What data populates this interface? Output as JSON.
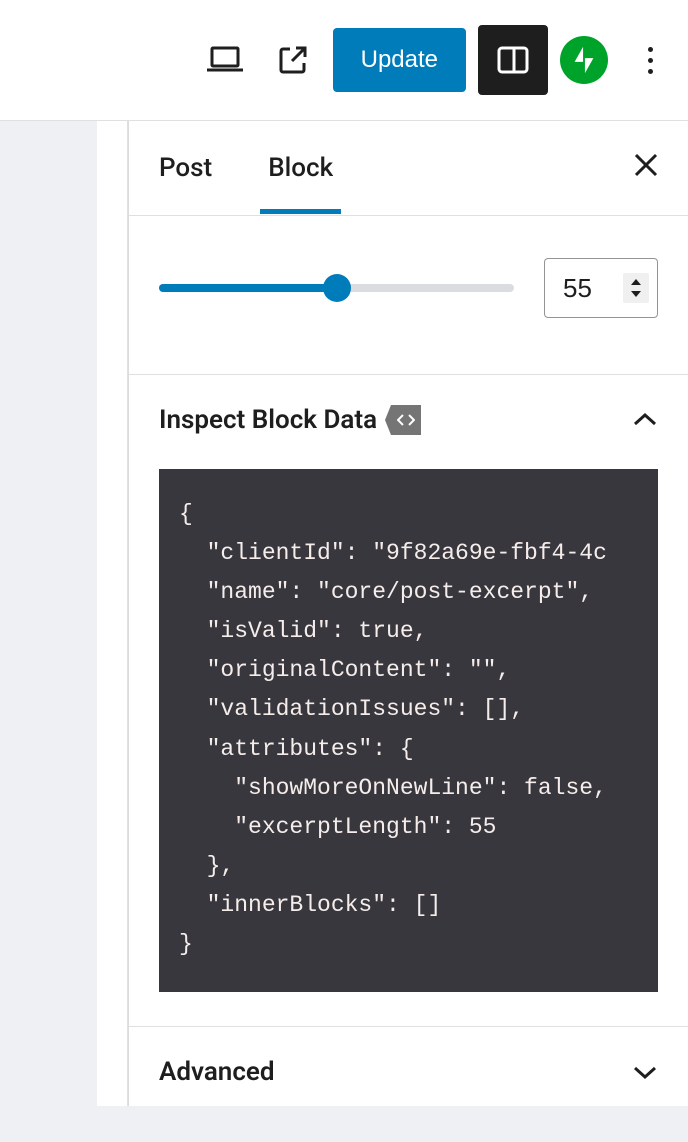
{
  "toolbar": {
    "update_label": "Update"
  },
  "tabs": {
    "post_label": "Post",
    "block_label": "Block",
    "active": "block"
  },
  "slider": {
    "value": 55,
    "min": 0,
    "max": 100,
    "percent": 50
  },
  "inspect": {
    "title": "Inspect Block Data",
    "expanded": true,
    "data": {
      "clientId": "9f82a69e-fbf4-4c",
      "name": "core/post-excerpt",
      "isValid": true,
      "originalContent": "",
      "validationIssues": [],
      "attributes": {
        "showMoreOnNewLine": false,
        "excerptLength": 55
      },
      "innerBlocks": []
    }
  },
  "advanced": {
    "title": "Advanced",
    "expanded": false
  }
}
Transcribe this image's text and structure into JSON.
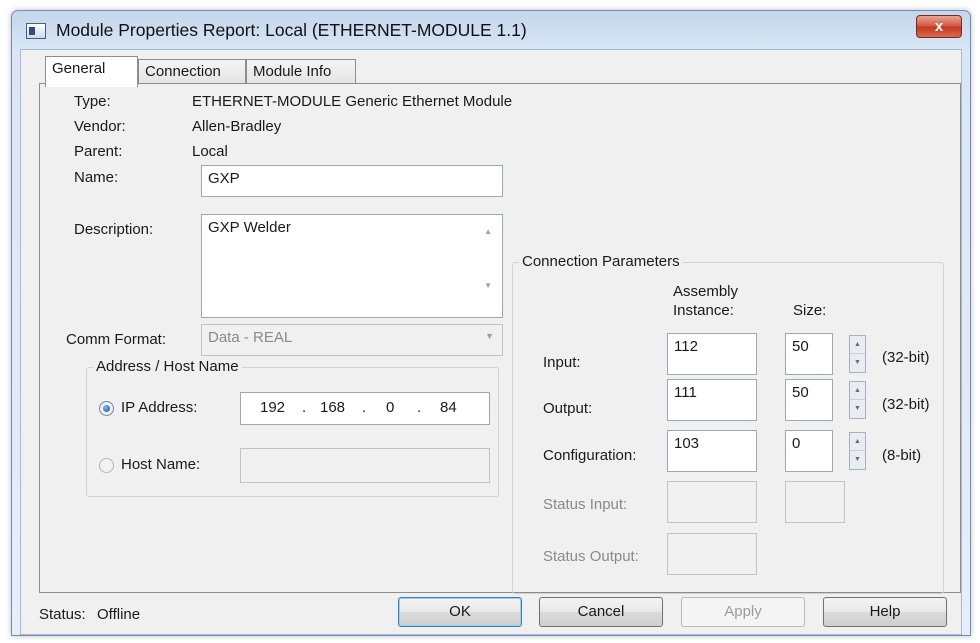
{
  "window": {
    "title": "Module Properties Report: Local (ETHERNET-MODULE 1.1)",
    "close_label": "x"
  },
  "tabs": [
    {
      "label": "General"
    },
    {
      "label": "Connection"
    },
    {
      "label": "Module Info"
    }
  ],
  "general": {
    "type_label": "Type:",
    "type_value": "ETHERNET-MODULE Generic Ethernet Module",
    "vendor_label": "Vendor:",
    "vendor_value": "Allen-Bradley",
    "parent_label": "Parent:",
    "parent_value": "Local",
    "name_label": "Name:",
    "name_value": "GXP",
    "description_label": "Description:",
    "description_value": "GXP Welder",
    "comm_format_label": "Comm Format:",
    "comm_format_value": "Data - REAL"
  },
  "address": {
    "group_title": "Address / Host Name",
    "ip_label": "IP Address:",
    "ip_octets": [
      "192",
      "168",
      "0",
      "84"
    ],
    "ip_separator": ".",
    "host_label": "Host Name:",
    "host_value": "",
    "selected": "ip"
  },
  "connection": {
    "group_title": "Connection Parameters",
    "col_instance_line1": "Assembly",
    "col_instance_line2": "Instance:",
    "col_size": "Size:",
    "rows": [
      {
        "label": "Input:",
        "instance": "112",
        "size": "50",
        "unit": "(32-bit)",
        "enabled": true
      },
      {
        "label": "Output:",
        "instance": "111",
        "size": "50",
        "unit": "(32-bit)",
        "enabled": true
      },
      {
        "label": "Configuration:",
        "instance": "103",
        "size": "0",
        "unit": "(8-bit)",
        "enabled": true
      },
      {
        "label": "Status Input:",
        "instance": "",
        "size": "",
        "enabled": false
      },
      {
        "label": "Status Output:",
        "instance": "",
        "enabled": false
      }
    ]
  },
  "footer": {
    "status_label": "Status:",
    "status_value": "Offline",
    "ok_label": "OK",
    "cancel_label": "Cancel",
    "apply_label": "Apply",
    "help_label": "Help"
  }
}
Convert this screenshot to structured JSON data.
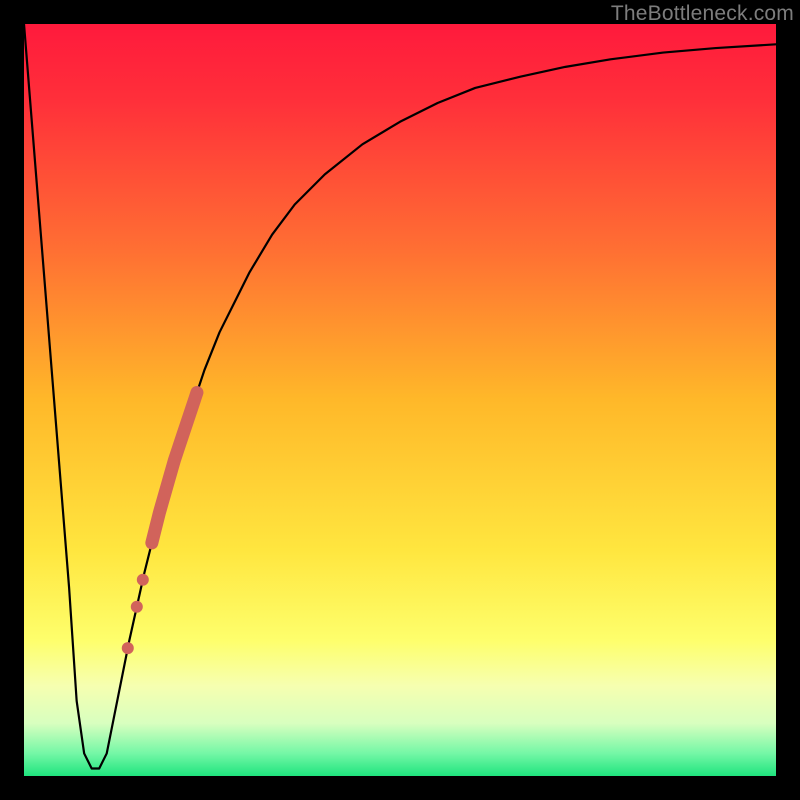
{
  "watermark": "TheBottleneck.com",
  "gradient_stops": [
    {
      "offset": 0.0,
      "color": "#ff1a3c"
    },
    {
      "offset": 0.1,
      "color": "#ff2f3a"
    },
    {
      "offset": 0.3,
      "color": "#ff6f33"
    },
    {
      "offset": 0.5,
      "color": "#ffb829"
    },
    {
      "offset": 0.7,
      "color": "#ffe63f"
    },
    {
      "offset": 0.82,
      "color": "#feff6c"
    },
    {
      "offset": 0.88,
      "color": "#f6ffb0"
    },
    {
      "offset": 0.93,
      "color": "#d8ffbf"
    },
    {
      "offset": 0.97,
      "color": "#74f7a6"
    },
    {
      "offset": 1.0,
      "color": "#1fe47e"
    }
  ],
  "curve_color": "#000000",
  "curve_width": 2.2,
  "dot_color": "#d1635b",
  "thick_segment_width": 13,
  "small_dot_radius": 6,
  "chart_data": {
    "type": "line",
    "title": "",
    "xlabel": "",
    "ylabel": "",
    "xlim": [
      0,
      100
    ],
    "ylim": [
      0,
      100
    ],
    "series": [
      {
        "name": "bottleneck-curve",
        "x": [
          0,
          2,
          4,
          6,
          7,
          8,
          9,
          10,
          11,
          12,
          14,
          16,
          18,
          20,
          22,
          24,
          26,
          28,
          30,
          33,
          36,
          40,
          45,
          50,
          55,
          60,
          66,
          72,
          78,
          85,
          92,
          100
        ],
        "y": [
          100,
          75,
          50,
          25,
          10,
          3,
          1,
          1,
          3,
          8,
          18,
          27,
          35,
          42,
          48,
          54,
          59,
          63,
          67,
          72,
          76,
          80,
          84,
          87,
          89.5,
          91.5,
          93,
          94.3,
          95.3,
          96.2,
          96.8,
          97.3
        ]
      }
    ],
    "highlight_segment": {
      "series": "bottleneck-curve",
      "x_start": 17,
      "x_end": 23,
      "style": "thick"
    },
    "highlight_dots": {
      "series": "bottleneck-curve",
      "x": [
        15.8,
        15.0,
        13.8
      ]
    }
  }
}
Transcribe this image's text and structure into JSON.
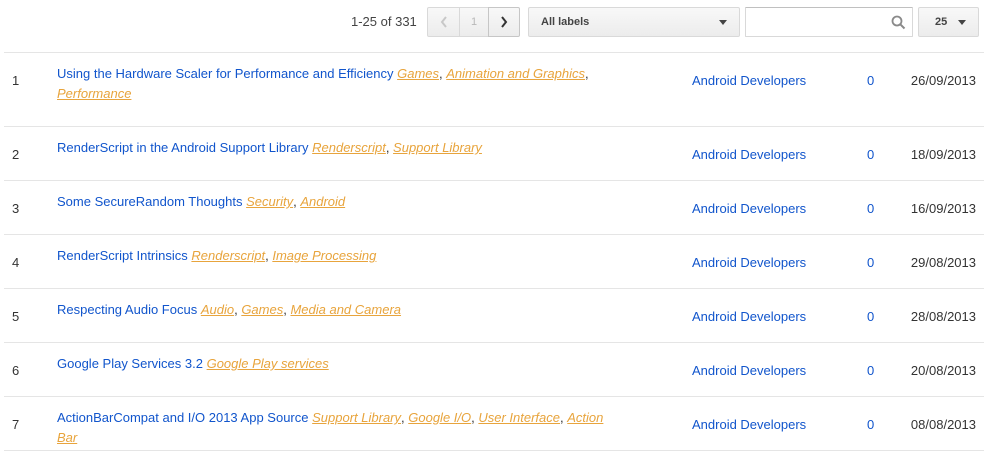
{
  "toolbar": {
    "range_text": "1-25 of 331",
    "current_page": "1",
    "labels_select": "All labels",
    "search_placeholder": "",
    "per_page": "25"
  },
  "posts": [
    {
      "num": "1",
      "title": "Using the Hardware Scaler for Performance and Efficiency",
      "labels": [
        "Games",
        "Animation and Graphics",
        "Performance"
      ],
      "author": "Android Developers",
      "comments": "0",
      "date": "26/09/2013"
    },
    {
      "num": "2",
      "title": "RenderScript in the Android Support Library",
      "labels": [
        "Renderscript",
        "Support Library"
      ],
      "author": "Android Developers",
      "comments": "0",
      "date": "18/09/2013"
    },
    {
      "num": "3",
      "title": "Some SecureRandom Thoughts",
      "labels": [
        "Security",
        "Android"
      ],
      "author": "Android Developers",
      "comments": "0",
      "date": "16/09/2013"
    },
    {
      "num": "4",
      "title": "RenderScript Intrinsics",
      "labels": [
        "Renderscript",
        "Image Processing"
      ],
      "author": "Android Developers",
      "comments": "0",
      "date": "29/08/2013"
    },
    {
      "num": "5",
      "title": "Respecting Audio Focus",
      "labels": [
        "Audio",
        "Games",
        "Media and Camera"
      ],
      "author": "Android Developers",
      "comments": "0",
      "date": "28/08/2013"
    },
    {
      "num": "6",
      "title": "Google Play Services 3.2",
      "labels": [
        "Google Play services"
      ],
      "author": "Android Developers",
      "comments": "0",
      "date": "20/08/2013"
    },
    {
      "num": "7",
      "title": "ActionBarCompat and I/O 2013 App Source",
      "labels": [
        "Support Library",
        "Google I/O",
        "User Interface",
        "Action Bar"
      ],
      "author": "Android Developers",
      "comments": "0",
      "date": "08/08/2013"
    }
  ],
  "icons": {
    "prev": "chevron-left-icon",
    "next": "chevron-right-icon",
    "search": "search-icon",
    "dropdown": "caret-down-icon"
  },
  "colors": {
    "link": "#1155cc",
    "label": "#e8a43c",
    "divider": "#e5e5e5"
  }
}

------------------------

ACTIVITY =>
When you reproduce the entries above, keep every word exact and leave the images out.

TASK OUTPUT =>
What data populates this interface? Output as JSON.
{
  "toolbar": {
    "update_label": "Update"
  },
  "tabs": {
    "post_label": "Post",
    "block_label": "Block",
    "active": "block"
  },
  "slider": {
    "value": 55,
    "min": 0,
    "max": 100,
    "percent": 50
  },
  "inspect": {
    "title": "Inspect Block Data",
    "expanded": true,
    "data": {
      "clientId": "9f82a69e-fbf4-4c",
      "name": "core/post-excerpt",
      "isValid": true,
      "originalContent": "",
      "validationIssues": [],
      "attributes": {
        "showMoreOnNewLine": false,
        "excerptLength": 55
      },
      "innerBlocks": []
    }
  },
  "advanced": {
    "title": "Advanced",
    "expanded": false
  }
}
Transcribe this image's text and structure into JSON.
{
  "window": {
    "title": "Module Properties Report: Local (ETHERNET-MODULE 1.1)",
    "close_label": "x"
  },
  "tabs": [
    {
      "label": "General"
    },
    {
      "label": "Connection"
    },
    {
      "label": "Module Info"
    }
  ],
  "general": {
    "type_label": "Type:",
    "type_value": "ETHERNET-MODULE Generic Ethernet Module",
    "vendor_label": "Vendor:",
    "vendor_value": "Allen-Bradley",
    "parent_label": "Parent:",
    "parent_value": "Local",
    "name_label": "Name:",
    "name_value": "GXP",
    "description_label": "Description:",
    "description_value": "GXP Welder",
    "comm_format_label": "Comm Format:",
    "comm_format_value": "Data - REAL"
  },
  "address": {
    "group_title": "Address / Host Name",
    "ip_label": "IP Address:",
    "ip_octets": [
      "192",
      "168",
      "0",
      "84"
    ],
    "ip_separator": ".",
    "host_label": "Host Name:",
    "host_value": "",
    "selected": "ip"
  },
  "connection": {
    "group_title": "Connection Parameters",
    "col_instance_line1": "Assembly",
    "col_instance_line2": "Instance:",
    "col_size": "Size:",
    "rows": [
      {
        "label": "Input:",
        "instance": "112",
        "size": "50",
        "unit": "(32-bit)",
        "enabled": true
      },
      {
        "label": "Output:",
        "instance": "111",
        "size": "50",
        "unit": "(32-bit)",
        "enabled": true
      },
      {
        "label": "Configuration:",
        "instance": "103",
        "size": "0",
        "unit": "(8-bit)",
        "enabled": true
      },
      {
        "label": "Status Input:",
        "instance": "",
        "size": "",
        "enabled": false
      },
      {
        "label": "Status Output:",
        "instance": "",
        "enabled": false
      }
    ]
  },
  "footer": {
    "status_label": "Status:",
    "status_value": "Offline",
    "ok_label": "OK",
    "cancel_label": "Cancel",
    "apply_label": "Apply",
    "help_label": "Help"
  }
}
Convert this screenshot to structured JSON data.
{
  "watermark": "TheBottleneck.com",
  "gradient_stops": [
    {
      "offset": 0.0,
      "color": "#ff1a3c"
    },
    {
      "offset": 0.1,
      "color": "#ff2f3a"
    },
    {
      "offset": 0.3,
      "color": "#ff6f33"
    },
    {
      "offset": 0.5,
      "color": "#ffb829"
    },
    {
      "offset": 0.7,
      "color": "#ffe63f"
    },
    {
      "offset": 0.82,
      "color": "#feff6c"
    },
    {
      "offset": 0.88,
      "color": "#f6ffb0"
    },
    {
      "offset": 0.93,
      "color": "#d8ffbf"
    },
    {
      "offset": 0.97,
      "color": "#74f7a6"
    },
    {
      "offset": 1.0,
      "color": "#1fe47e"
    }
  ],
  "curve_color": "#000000",
  "curve_width": 2.2,
  "dot_color": "#d1635b",
  "thick_segment_width": 13,
  "small_dot_radius": 6,
  "chart_data": {
    "type": "line",
    "title": "",
    "xlabel": "",
    "ylabel": "",
    "xlim": [
      0,
      100
    ],
    "ylim": [
      0,
      100
    ],
    "series": [
      {
        "name": "bottleneck-curve",
        "x": [
          0,
          2,
          4,
          6,
          7,
          8,
          9,
          10,
          11,
          12,
          14,
          16,
          18,
          20,
          22,
          24,
          26,
          28,
          30,
          33,
          36,
          40,
          45,
          50,
          55,
          60,
          66,
          72,
          78,
          85,
          92,
          100
        ],
        "y": [
          100,
          75,
          50,
          25,
          10,
          3,
          1,
          1,
          3,
          8,
          18,
          27,
          35,
          42,
          48,
          54,
          59,
          63,
          67,
          72,
          76,
          80,
          84,
          87,
          89.5,
          91.5,
          93,
          94.3,
          95.3,
          96.2,
          96.8,
          97.3
        ]
      }
    ],
    "highlight_segment": {
      "series": "bottleneck-curve",
      "x_start": 17,
      "x_end": 23,
      "style": "thick"
    },
    "highlight_dots": {
      "series": "bottleneck-curve",
      "x": [
        15.8,
        15.0,
        13.8
      ]
    }
  }
}
Transcribe this image's text and structure into JSON.
{
  "toolbar": {
    "range_text": "1-25 of 331",
    "current_page": "1",
    "labels_select": "All labels",
    "search_placeholder": "",
    "per_page": "25"
  },
  "posts": [
    {
      "num": "1",
      "title": "Using the Hardware Scaler for Performance and Efficiency",
      "labels": [
        "Games",
        "Animation and Graphics",
        "Performance"
      ],
      "author": "Android Developers",
      "comments": "0",
      "date": "26/09/2013"
    },
    {
      "num": "2",
      "title": "RenderScript in the Android Support Library",
      "labels": [
        "Renderscript",
        "Support Library"
      ],
      "author": "Android Developers",
      "comments": "0",
      "date": "18/09/2013"
    },
    {
      "num": "3",
      "title": "Some SecureRandom Thoughts",
      "labels": [
        "Security",
        "Android"
      ],
      "author": "Android Developers",
      "comments": "0",
      "date": "16/09/2013"
    },
    {
      "num": "4",
      "title": "RenderScript Intrinsics",
      "labels": [
        "Renderscript",
        "Image Processing"
      ],
      "author": "Android Developers",
      "comments": "0",
      "date": "29/08/2013"
    },
    {
      "num": "5",
      "title": "Respecting Audio Focus",
      "labels": [
        "Audio",
        "Games",
        "Media and Camera"
      ],
      "author": "Android Developers",
      "comments": "0",
      "date": "28/08/2013"
    },
    {
      "num": "6",
      "title": "Google Play Services 3.2",
      "labels": [
        "Google Play services"
      ],
      "author": "Android Developers",
      "comments": "0",
      "date": "20/08/2013"
    },
    {
      "num": "7",
      "title": "ActionBarCompat and I/O 2013 App Source",
      "labels": [
        "Support Library",
        "Google I/O",
        "User Interface",
        "Action Bar"
      ],
      "author": "Android Developers",
      "comments": "0",
      "date": "08/08/2013"
    }
  ],
  "icons": {
    "prev": "chevron-left-icon",
    "next": "chevron-right-icon",
    "search": "search-icon",
    "dropdown": "caret-down-icon"
  },
  "colors": {
    "link": "#1155cc",
    "label": "#e8a43c",
    "divider": "#e5e5e5"
  }
}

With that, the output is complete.